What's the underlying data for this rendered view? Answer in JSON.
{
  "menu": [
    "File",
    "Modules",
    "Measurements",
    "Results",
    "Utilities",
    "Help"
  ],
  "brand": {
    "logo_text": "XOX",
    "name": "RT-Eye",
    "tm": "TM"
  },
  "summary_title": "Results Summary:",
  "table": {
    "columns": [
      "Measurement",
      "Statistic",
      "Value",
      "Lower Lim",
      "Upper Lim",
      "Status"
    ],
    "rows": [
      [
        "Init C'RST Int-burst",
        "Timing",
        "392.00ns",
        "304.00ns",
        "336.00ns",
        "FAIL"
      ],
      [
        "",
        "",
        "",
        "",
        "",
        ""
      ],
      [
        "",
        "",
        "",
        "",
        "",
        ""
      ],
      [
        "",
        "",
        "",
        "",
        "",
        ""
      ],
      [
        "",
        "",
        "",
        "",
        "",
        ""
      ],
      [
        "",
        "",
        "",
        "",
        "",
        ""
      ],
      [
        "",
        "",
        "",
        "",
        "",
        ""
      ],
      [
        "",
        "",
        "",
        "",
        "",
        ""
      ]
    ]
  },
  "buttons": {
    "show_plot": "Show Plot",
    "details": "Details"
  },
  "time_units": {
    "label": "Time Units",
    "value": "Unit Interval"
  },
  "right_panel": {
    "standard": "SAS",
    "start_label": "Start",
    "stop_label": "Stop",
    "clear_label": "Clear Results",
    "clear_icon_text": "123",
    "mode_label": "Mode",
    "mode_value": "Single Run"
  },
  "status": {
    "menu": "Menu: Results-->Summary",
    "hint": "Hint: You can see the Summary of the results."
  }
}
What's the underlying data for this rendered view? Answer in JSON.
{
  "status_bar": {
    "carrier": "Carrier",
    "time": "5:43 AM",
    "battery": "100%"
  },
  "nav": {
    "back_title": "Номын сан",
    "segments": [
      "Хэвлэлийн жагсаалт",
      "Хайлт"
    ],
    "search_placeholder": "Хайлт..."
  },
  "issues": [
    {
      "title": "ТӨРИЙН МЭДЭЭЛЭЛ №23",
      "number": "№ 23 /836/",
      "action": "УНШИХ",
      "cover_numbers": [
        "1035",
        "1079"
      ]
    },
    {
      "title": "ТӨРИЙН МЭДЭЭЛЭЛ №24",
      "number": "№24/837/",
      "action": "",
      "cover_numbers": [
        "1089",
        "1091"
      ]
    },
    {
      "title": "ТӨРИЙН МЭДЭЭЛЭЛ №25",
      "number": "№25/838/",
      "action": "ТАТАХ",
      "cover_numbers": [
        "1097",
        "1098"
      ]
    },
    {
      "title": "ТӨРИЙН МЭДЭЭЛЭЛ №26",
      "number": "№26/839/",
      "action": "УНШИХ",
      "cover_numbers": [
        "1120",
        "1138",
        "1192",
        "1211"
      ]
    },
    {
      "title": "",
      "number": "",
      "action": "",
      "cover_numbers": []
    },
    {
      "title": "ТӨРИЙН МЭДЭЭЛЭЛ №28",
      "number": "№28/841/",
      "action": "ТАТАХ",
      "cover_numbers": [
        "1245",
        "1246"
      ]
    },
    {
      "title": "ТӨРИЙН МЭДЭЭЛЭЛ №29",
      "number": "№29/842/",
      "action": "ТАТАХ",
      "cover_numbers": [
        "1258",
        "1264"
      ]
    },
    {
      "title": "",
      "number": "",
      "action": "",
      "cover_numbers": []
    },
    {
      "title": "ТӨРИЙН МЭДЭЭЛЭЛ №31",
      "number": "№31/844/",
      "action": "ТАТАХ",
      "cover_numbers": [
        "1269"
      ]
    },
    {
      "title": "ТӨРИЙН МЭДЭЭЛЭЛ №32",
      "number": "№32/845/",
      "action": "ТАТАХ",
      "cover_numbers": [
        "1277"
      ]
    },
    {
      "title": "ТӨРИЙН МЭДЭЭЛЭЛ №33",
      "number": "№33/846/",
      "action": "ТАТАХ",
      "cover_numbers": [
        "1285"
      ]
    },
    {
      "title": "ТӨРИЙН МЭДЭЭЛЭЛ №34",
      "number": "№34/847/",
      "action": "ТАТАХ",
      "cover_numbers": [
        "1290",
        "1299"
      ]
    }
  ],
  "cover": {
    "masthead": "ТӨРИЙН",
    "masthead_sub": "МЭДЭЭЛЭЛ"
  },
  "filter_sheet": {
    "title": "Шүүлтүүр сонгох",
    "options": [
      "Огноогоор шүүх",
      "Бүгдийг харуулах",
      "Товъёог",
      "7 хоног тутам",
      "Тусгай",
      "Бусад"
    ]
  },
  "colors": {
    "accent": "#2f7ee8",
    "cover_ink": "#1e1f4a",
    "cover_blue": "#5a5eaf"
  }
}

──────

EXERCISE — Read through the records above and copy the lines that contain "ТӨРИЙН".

SOLVED EXERCISE —
      "title": "ТӨРИЙН МЭДЭЭЛЭЛ №23",
      "title": "ТӨРИЙН МЭДЭЭЛЭЛ №24",
      "title": "ТӨРИЙН МЭДЭЭЛЭЛ №25",
      "title": "ТӨРИЙН МЭДЭЭЛЭЛ №26",
      "title": "ТӨРИЙН МЭДЭЭЛЭЛ №28",
      "title": "ТӨРИЙН МЭДЭЭЛЭЛ №29",
      "title": "ТӨРИЙН МЭДЭЭЛЭЛ №31",
      "title": "ТӨРИЙН МЭДЭЭЛЭЛ №32",
      "title": "ТӨРИЙН МЭДЭЭЛЭЛ №33",
      "title": "ТӨРИЙН МЭДЭЭЛЭЛ №34",
    "masthead": "ТӨРИЙН",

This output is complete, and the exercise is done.